- EXERCISE INSTRUCTIONS: Every record must be copied exactly. Leave nothing out.

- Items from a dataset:
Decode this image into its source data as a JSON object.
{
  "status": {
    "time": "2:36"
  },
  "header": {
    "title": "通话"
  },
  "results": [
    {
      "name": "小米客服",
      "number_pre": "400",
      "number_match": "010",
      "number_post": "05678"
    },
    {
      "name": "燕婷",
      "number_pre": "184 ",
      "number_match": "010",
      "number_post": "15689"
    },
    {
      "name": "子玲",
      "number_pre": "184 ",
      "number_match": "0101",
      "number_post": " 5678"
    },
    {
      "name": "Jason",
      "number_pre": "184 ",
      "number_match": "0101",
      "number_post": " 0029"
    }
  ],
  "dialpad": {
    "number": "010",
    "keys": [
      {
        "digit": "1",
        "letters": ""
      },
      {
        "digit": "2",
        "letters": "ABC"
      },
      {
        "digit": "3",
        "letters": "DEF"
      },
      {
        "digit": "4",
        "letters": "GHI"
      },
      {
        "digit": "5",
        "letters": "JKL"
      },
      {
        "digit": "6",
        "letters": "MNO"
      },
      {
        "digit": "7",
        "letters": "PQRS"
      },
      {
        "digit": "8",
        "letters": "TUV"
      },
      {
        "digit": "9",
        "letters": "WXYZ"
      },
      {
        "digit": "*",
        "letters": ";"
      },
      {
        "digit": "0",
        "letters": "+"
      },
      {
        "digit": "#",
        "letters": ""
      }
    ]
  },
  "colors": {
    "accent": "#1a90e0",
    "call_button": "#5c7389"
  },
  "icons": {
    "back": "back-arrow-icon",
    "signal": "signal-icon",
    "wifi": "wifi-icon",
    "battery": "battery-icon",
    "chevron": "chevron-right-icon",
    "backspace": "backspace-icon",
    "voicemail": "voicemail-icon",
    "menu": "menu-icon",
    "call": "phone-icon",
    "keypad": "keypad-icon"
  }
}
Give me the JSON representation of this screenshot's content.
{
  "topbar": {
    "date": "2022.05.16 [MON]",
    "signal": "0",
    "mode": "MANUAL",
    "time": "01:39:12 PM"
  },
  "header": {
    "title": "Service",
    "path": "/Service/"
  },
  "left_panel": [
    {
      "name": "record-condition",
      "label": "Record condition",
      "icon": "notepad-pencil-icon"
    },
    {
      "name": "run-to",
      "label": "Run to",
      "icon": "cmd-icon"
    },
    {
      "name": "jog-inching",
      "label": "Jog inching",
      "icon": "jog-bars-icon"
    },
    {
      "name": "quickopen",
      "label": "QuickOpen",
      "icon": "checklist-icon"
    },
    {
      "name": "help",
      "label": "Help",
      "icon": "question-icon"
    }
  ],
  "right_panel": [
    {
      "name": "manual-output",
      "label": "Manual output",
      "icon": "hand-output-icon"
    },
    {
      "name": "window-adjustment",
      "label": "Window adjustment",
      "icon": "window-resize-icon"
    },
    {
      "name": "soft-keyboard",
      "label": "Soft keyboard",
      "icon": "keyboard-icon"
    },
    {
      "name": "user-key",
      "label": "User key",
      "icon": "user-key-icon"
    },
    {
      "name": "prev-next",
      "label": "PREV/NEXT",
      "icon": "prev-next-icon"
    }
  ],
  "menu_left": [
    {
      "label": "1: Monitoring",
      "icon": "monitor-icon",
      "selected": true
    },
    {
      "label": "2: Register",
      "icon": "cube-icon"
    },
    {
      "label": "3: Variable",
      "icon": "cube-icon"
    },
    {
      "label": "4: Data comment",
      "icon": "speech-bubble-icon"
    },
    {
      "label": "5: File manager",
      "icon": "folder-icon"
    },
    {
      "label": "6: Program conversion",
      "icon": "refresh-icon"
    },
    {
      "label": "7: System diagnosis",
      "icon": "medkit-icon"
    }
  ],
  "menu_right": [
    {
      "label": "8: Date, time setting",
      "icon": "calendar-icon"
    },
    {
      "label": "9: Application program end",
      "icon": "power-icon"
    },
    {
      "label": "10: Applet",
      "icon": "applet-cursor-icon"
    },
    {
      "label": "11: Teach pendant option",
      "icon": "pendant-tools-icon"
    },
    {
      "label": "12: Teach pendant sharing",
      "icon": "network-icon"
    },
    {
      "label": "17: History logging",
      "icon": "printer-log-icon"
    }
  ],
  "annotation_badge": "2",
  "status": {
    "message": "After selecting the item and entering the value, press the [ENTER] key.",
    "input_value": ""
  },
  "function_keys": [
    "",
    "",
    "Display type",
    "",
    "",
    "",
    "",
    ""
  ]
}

- SOLUTION TO THIS PROBLEM:
Decode this image into its source data as a JSON object.
{
  "status": {
    "time": "2:36"
  },
  "header": {
    "title": "通话"
  },
  "results": [
    {
      "name": "小米客服",
      "number_pre": "400",
      "number_match": "010",
      "number_post": "05678"
    },
    {
      "name": "燕婷",
      "number_pre": "184 ",
      "number_match": "010",
      "number_post": "15689"
    },
    {
      "name": "子玲",
      "number_pre": "184 ",
      "number_match": "0101",
      "number_post": " 5678"
    },
    {
      "name": "Jason",
      "number_pre": "184 ",
      "number_match": "0101",
      "number_post": " 0029"
    }
  ],
  "dialpad": {
    "number": "010",
    "keys": [
      {
        "digit": "1",
        "letters": ""
      },
      {
        "digit": "2",
        "letters": "ABC"
      },
      {
        "digit": "3",
        "letters": "DEF"
      },
      {
        "digit": "4",
        "letters": "GHI"
      },
      {
        "digit": "5",
        "letters": "JKL"
      },
      {
        "digit": "6",
        "letters": "MNO"
      },
      {
        "digit": "7",
        "letters": "PQRS"
      },
      {
        "digit": "8",
        "letters": "TUV"
      },
      {
        "digit": "9",
        "letters": "WXYZ"
      },
      {
        "digit": "*",
        "letters": ";"
      },
      {
        "digit": "0",
        "letters": "+"
      },
      {
        "digit": "#",
        "letters": ""
      }
    ]
  },
  "colors": {
    "accent": "#1a90e0",
    "call_button": "#5c7389"
  },
  "icons": {
    "back": "back-arrow-icon",
    "signal": "signal-icon",
    "wifi": "wifi-icon",
    "battery": "battery-icon",
    "chevron": "chevron-right-icon",
    "backspace": "backspace-icon",
    "voicemail": "voicemail-icon",
    "menu": "menu-icon",
    "call": "phone-icon",
    "keypad": "keypad-icon"
  }
}
Give me the JSON representation of this screenshot's content.
{
  "topbar": {
    "date": "2022.05.16 [MON]",
    "signal": "0",
    "mode": "MANUAL",
    "time": "01:39:12 PM"
  },
  "header": {
    "title": "Service",
    "path": "/Service/"
  },
  "left_panel": [
    {
      "name": "record-condition",
      "label": "Record condition",
      "icon": "notepad-pencil-icon"
    },
    {
      "name": "run-to",
      "label": "Run to",
      "icon": "cmd-icon"
    },
    {
      "name": "jog-inching",
      "label": "Jog inching",
      "icon": "jog-bars-icon"
    },
    {
      "name": "quickopen",
      "label": "QuickOpen",
      "icon": "checklist-icon"
    },
    {
      "name": "help",
      "label": "Help",
      "icon": "question-icon"
    }
  ],
  "right_panel": [
    {
      "name": "manual-output",
      "label": "Manual output",
      "icon": "hand-output-icon"
    },
    {
      "name": "window-adjustment",
      "label": "Window adjustment",
      "icon": "window-resize-icon"
    },
    {
      "name": "soft-keyboard",
      "label": "Soft keyboard",
      "icon": "keyboard-icon"
    },
    {
      "name": "user-key",
      "label": "User key",
      "icon": "user-key-icon"
    },
    {
      "name": "prev-next",
      "label": "PREV/NEXT",
      "icon": "prev-next-icon"
    }
  ],
  "menu_left": [
    {
      "label": "1: Monitoring",
      "icon": "monitor-icon",
      "selected": true
    },
    {
      "label": "2: Register",
      "icon": "cube-icon"
    },
    {
      "label": "3: Variable",
      "icon": "cube-icon"
    },
    {
      "label": "4: Data comment",
      "icon": "speech-bubble-icon"
    },
    {
      "label": "5: File manager",
      "icon": "folder-icon"
    },
    {
      "label": "6: Program conversion",
      "icon": "refresh-icon"
    },
    {
      "label": "7: System diagnosis",
      "icon": "medkit-icon"
    }
  ],
  "menu_right": [
    {
      "label": "8: Date, time setting",
      "icon": "calendar-icon"
    },
    {
      "label": "9: Application program end",
      "icon": "power-icon"
    },
    {
      "label": "10: Applet",
      "icon": "applet-cursor-icon"
    },
    {
      "label": "11: Teach pendant option",
      "icon": "pendant-tools-icon"
    },
    {
      "label": "12: Teach pendant sharing",
      "icon": "network-icon"
    },
    {
      "label": "17: History logging",
      "icon": "printer-log-icon"
    }
  ],
  "annotation_badge": "2",
  "status": {
    "message": "After selecting the item and entering the value, press the [ENTER] key.",
    "input_value": ""
  },
  "function_keys": [
    "",
    "",
    "Display type",
    "",
    "",
    "",
    "",
    ""
  ]
}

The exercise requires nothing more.